adjective – a word that is used to describe a noun or pronoun (e.g., The pretty cup, She is pretty.)

adverb – a word that is used to describe a verb (e.g., The boys run quickly.)

alphabetic principle/system – a term referring to the fact that speech sounds are systematically represented by alphabetic characters (letters) in the writing system

babbling – the term used for strings of sounds, both consonants and vowels, produced by children beginning around six months of age (e.g., dadadadbababa)

conventions (of books and print) – the term used to refer to how books are constructed according to a set of conventions that can be understood without being able to read. In English, these include the left-to-right and top-to-bottom direction of print on each page, the sequence and direction in which print progresses from front to back across pages, the difference between the covers and the pages of the book, the difference between pictures and print on a page, and the meaning of elements of punctuation, including spaces between words and punctuation at the ends of sentences.

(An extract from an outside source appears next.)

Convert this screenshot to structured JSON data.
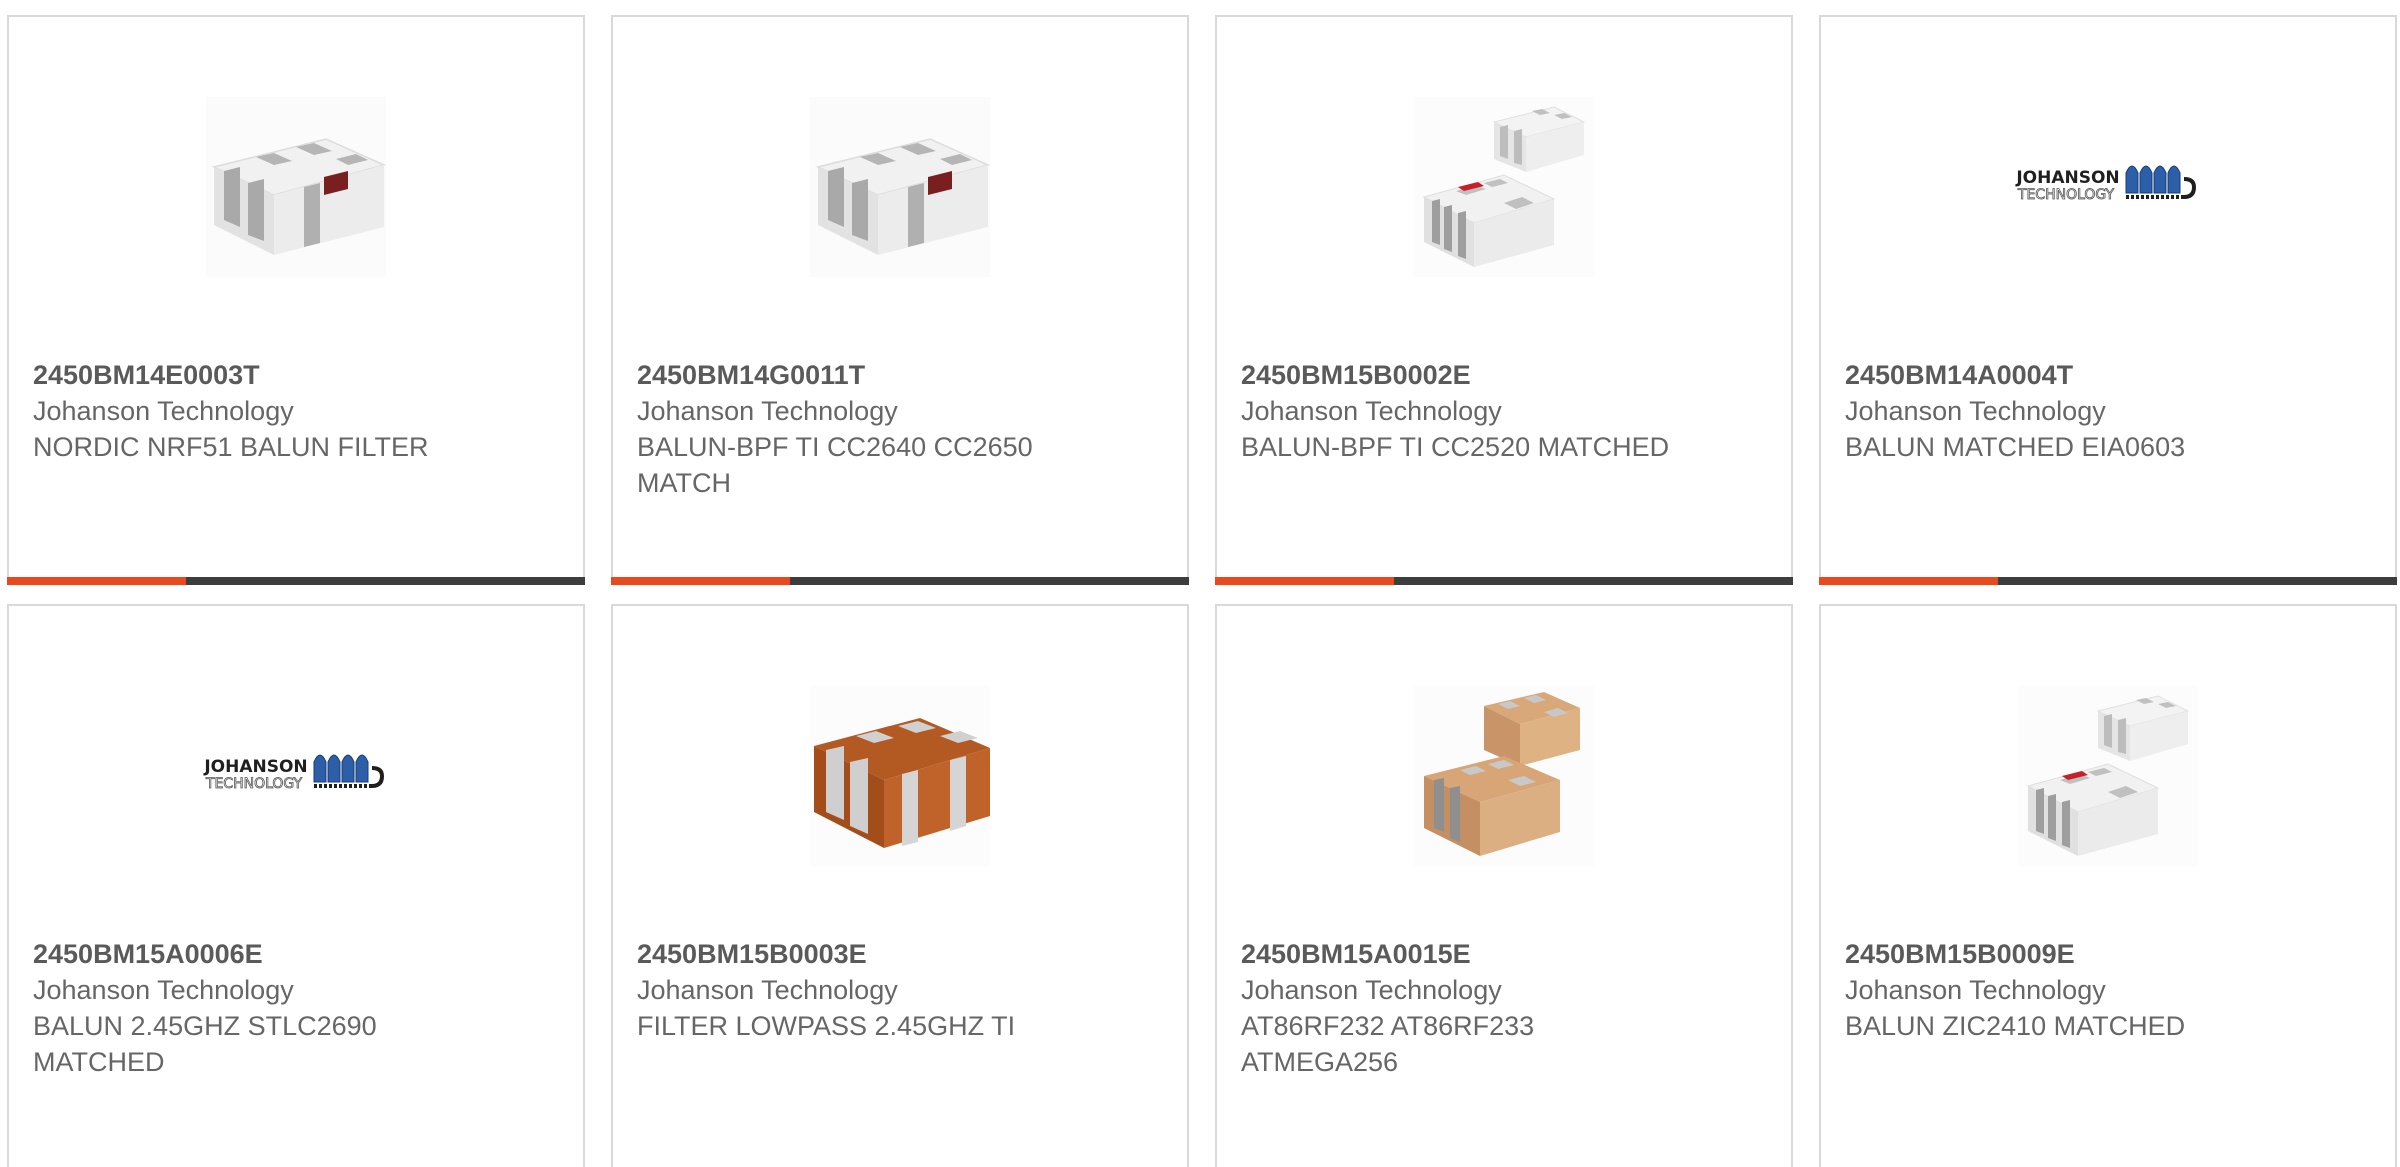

decoding – the process by which readers convert written words into spoken language

descriptive language – language used to represent in words objects or actions; intended to give a mental picture of the object or action; relies heavily on adjectives and adverbs

dialogue-style reading – a style of reading which employs the use of short, simple questions rather than word-by-word reading; helps to engage a young child in the reading experience, aids in vocabulary development, accommodates to and adapts for young children’s’ short attention spans and their practice of randomly turning pages, and strengthens the interactions between young children and their parents or caregivers

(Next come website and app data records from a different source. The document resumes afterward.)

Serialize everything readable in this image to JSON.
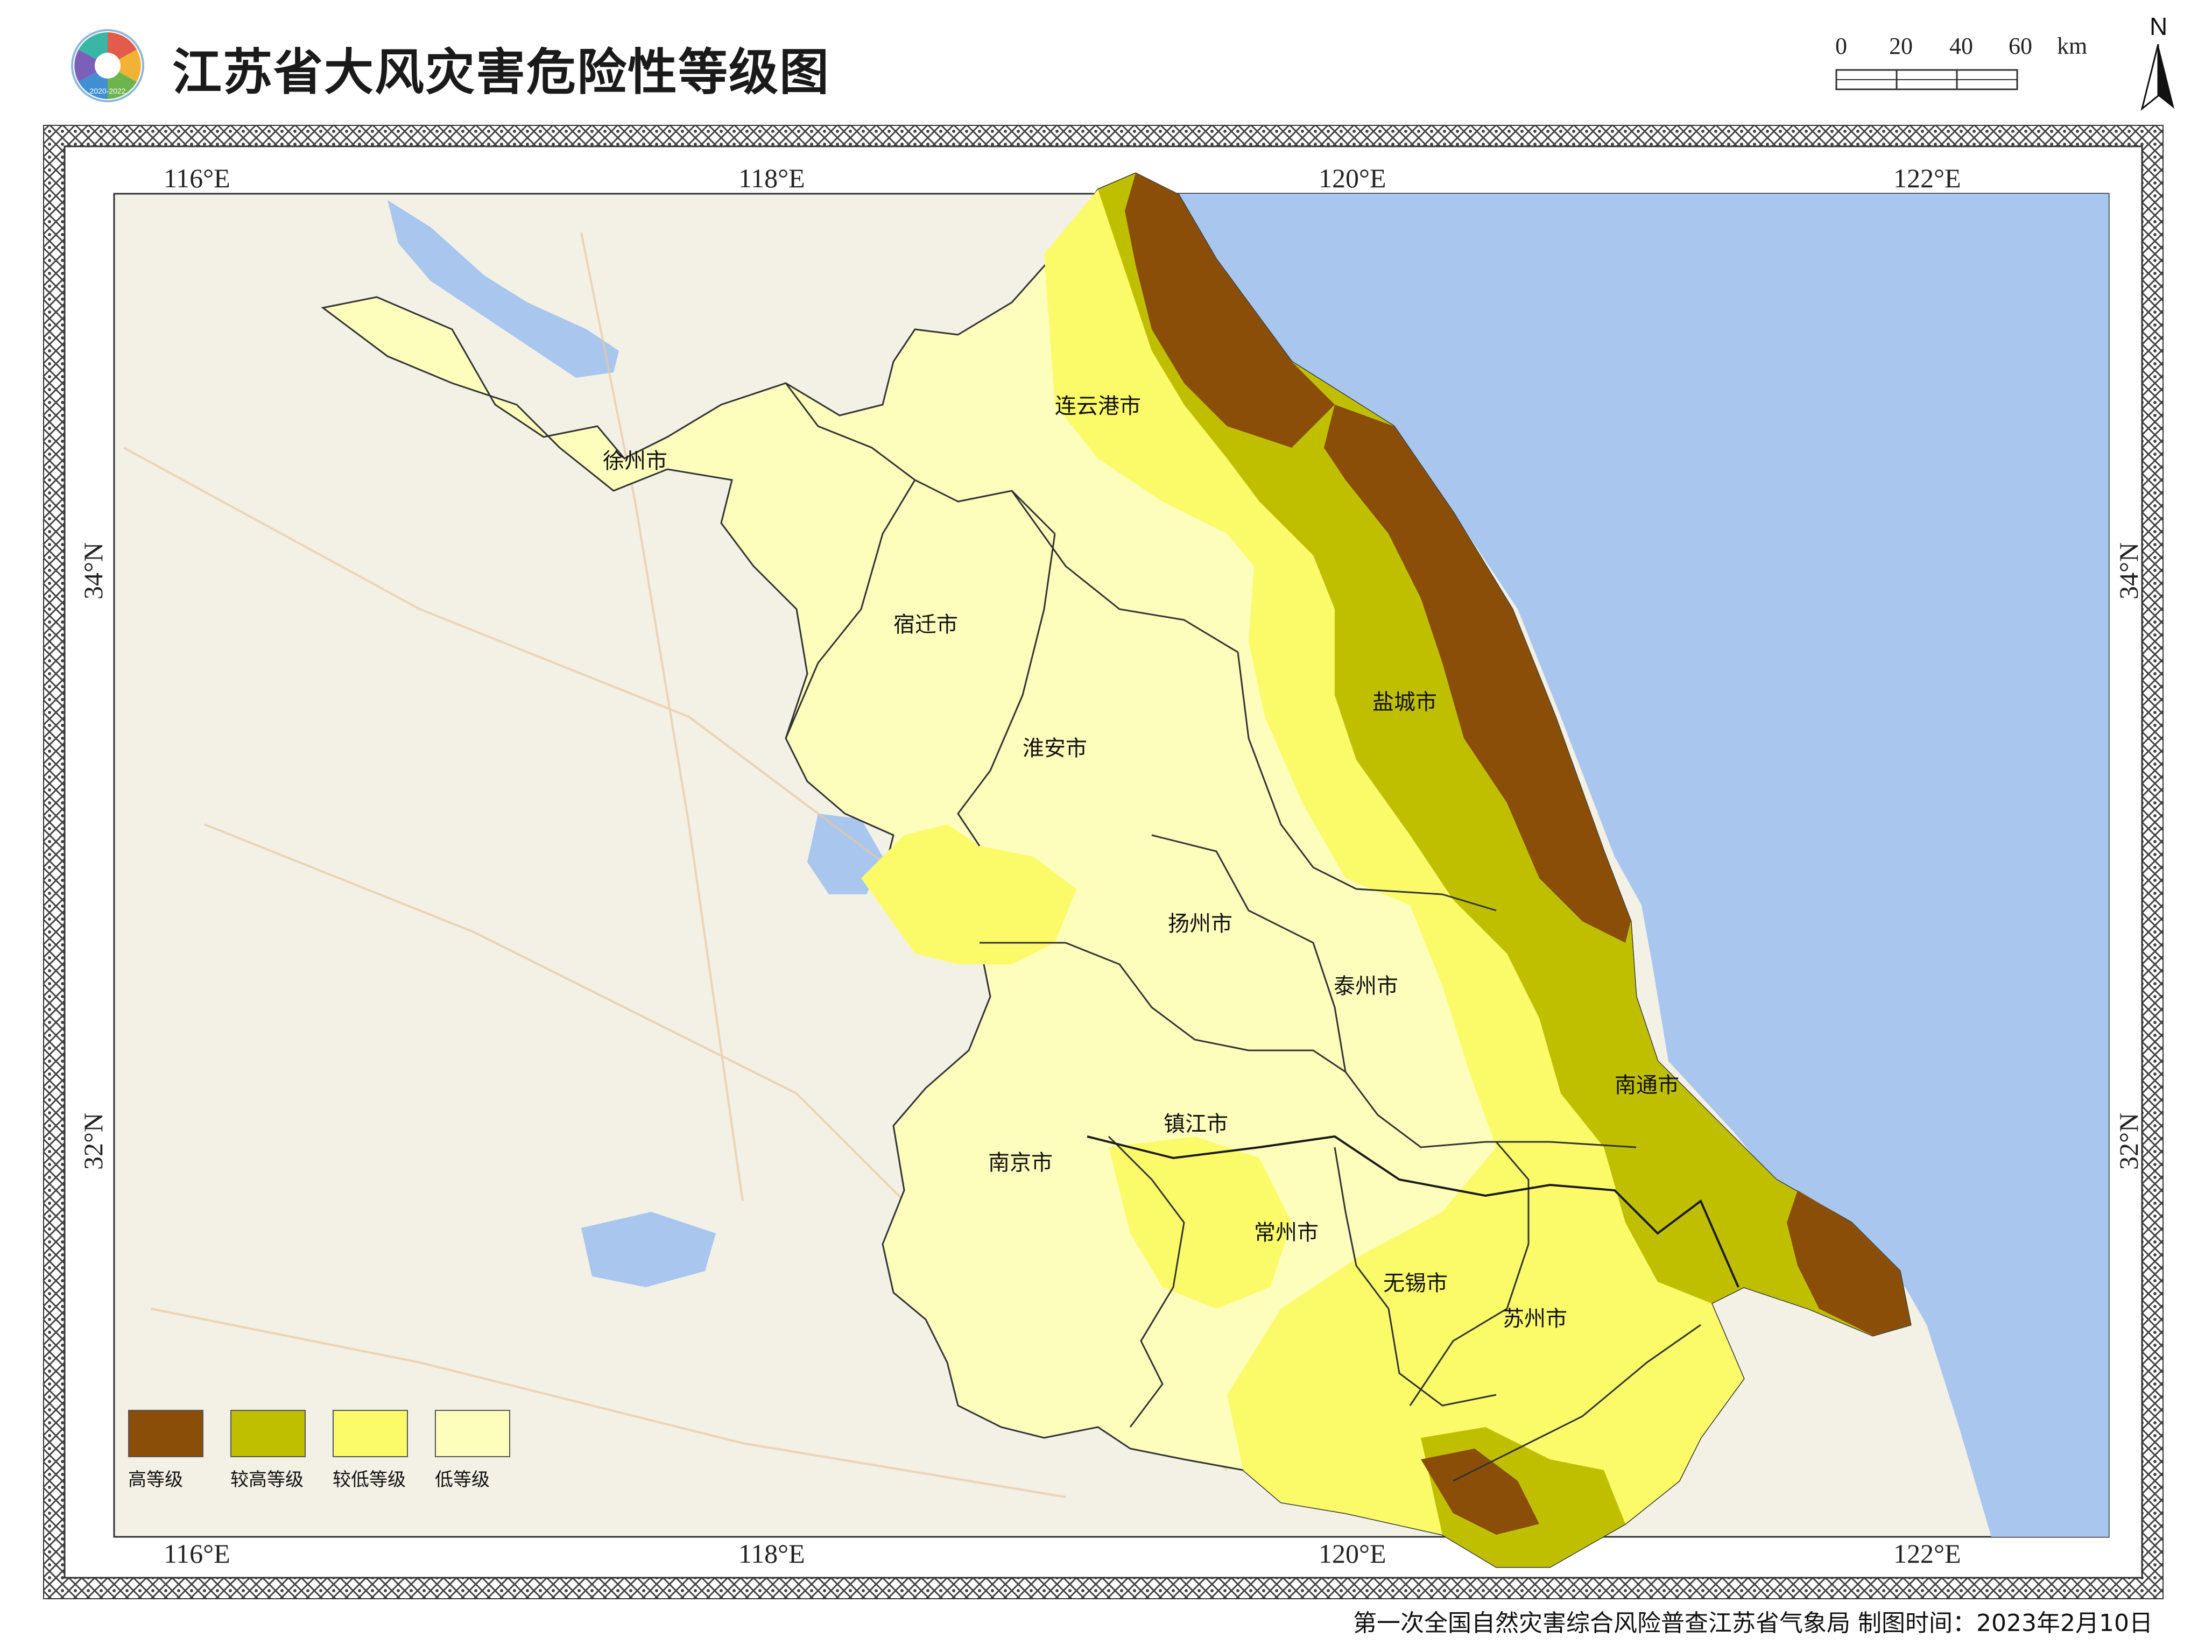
{
  "title": "江苏省大风灾害危险性等级图",
  "logo": {
    "icon": "census-logo-icon",
    "year_text": "2020-2022"
  },
  "scale": {
    "ticks": [
      "0",
      "20",
      "40",
      "60"
    ],
    "unit": "km"
  },
  "north": "N",
  "coords": {
    "lon_top": [
      "116°E",
      "118°E",
      "120°E",
      "122°E"
    ],
    "lon_bottom": [
      "116°E",
      "118°E",
      "120°E",
      "122°E"
    ],
    "lat_left": [
      "34°N",
      "32°N"
    ],
    "lat_right": [
      "34°N",
      "32°N"
    ]
  },
  "cities": [
    "徐州市",
    "连云港市",
    "宿迁市",
    "盐城市",
    "淮安市",
    "扬州市",
    "泰州市",
    "南通市",
    "镇江市",
    "南京市",
    "常州市",
    "无锡市",
    "苏州市"
  ],
  "legend": [
    {
      "label": "高等级",
      "color": "#8a4e08"
    },
    {
      "label": "较高等级",
      "color": "#bfbf00"
    },
    {
      "label": "较低等级",
      "color": "#fbfb6a"
    },
    {
      "label": "低等级",
      "color": "#fdfdbc"
    }
  ],
  "colors": {
    "sea": "#a8c6ee",
    "land_base": "#f3f0e6",
    "lake": "#a8c6ee"
  },
  "footer": "第一次全国自然灾害综合风险普查江苏省气象局 制图时间：2023年2月10日"
}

environmental print – logos, labels, and other print objects that surround humans; direct human behavior, like street signs that tell drivers and pedestrians how, where and when to drive or walk; to capture human interest, like labels on food products; or to give other kinds of information, usually with a brief glance.

expository language – language designed to convey information or explain what is difficult to understand.

fiction – something that is invented by the imagination

graphophonic – the relationship between graphemes (written letters) and speech sounds (phonemes)

illustrator – one who provides print materials such as books and newspapers with pictures

intonation – the rise and fall in pitch of the voice when speaking; used to indicate questioning as well as to convey emotion

literacy – in the fundamental sense, the quality or state of being literate, or able to read and write

morphological structure – the form of language, consisting of morphemes; the smallest meaningful units of language (e.g., in, come, -ing)

narrative – an event or series of events that are told through a story

native language – the spoken language to which a child is exposed from birth, also known as home language

non-fiction – something that is not invented by the imagination; based on factual experience

noun – a word that names a person, place or thing (e.g., Dan, house)

onset – beginning sound of a word (e.g., /p/ in pan)

orthography – spelling of a language

partial alphabetic recognition stage (Stahl & Yaden, 2004) – children begin to recognize sight words by making connections between some of the letters in the words and speech sounds, some knowledge of and limited use of the alphabetic system

patterned language – language which repeats a basic structure or form (e.g., “I see a black bird looking at me. I see a yellow dog looking at me.”)

phoneme – an individual speech sound such as /k/ or /s/ in English

phonemic awareness – awareness of individual speech sounds (phonemes)

phonological awareness – awareness of the speech sounds that make up words in learning to read and write

phonological structure of language – the speech sounds (phonemes) that are acceptable parts of a given language

pitch – the highness or lowness of a sound

plot – an outline of the main events in a story

prealphabetic stage or visual cue phase – a period of time described by Stahl and Yaden (2004) during which any ability to recognize words in print relies on memorizing the appearances, or shapes of words, rather than using sound to symbol correspondence to read words conventionally

preliminary period – a period of time described by Anbar (1986) during which young children are just gaining a general awareness of books and print

punctuation – any of the marks (e.g., full stop and comma) used in writing to separate sentences and phrases etc. and clarify meaning

recite – to repeat from memory

rhyme – when words share the same ending sounds (e.g., lucky-ducky; care-bear)

rime – the remainder of words after the beginning sounds are removed; the parts of words which rhyme (e.g., un for bun and sun)

sentence structure – how words are put together in phrases and clauses to form a sentence

sight words – words that are recognized automatically when seen, by remembering the visual attributes of the word

story structure – the plot of a story

syllable – the smallest part of a word, consisting of one vowel sound with a consonant before or after (e.g., ta and ble in table)

text features – specific elements of print such as typeface, beginning letters of words, capitalization etc.

tone – a manner of speaking that shows a certain feeling or attitude

verb – a word that expresses an action (e.g., run, jump) or otherwise helps to make a statement (e.g., am, has been)

vocabulary – the words used by a language, group, or individual or used within particular subjects like science or mathematics

word families – groups of words which share common rime patterns (e.g., sing, bring, fling would be members of the ing word family)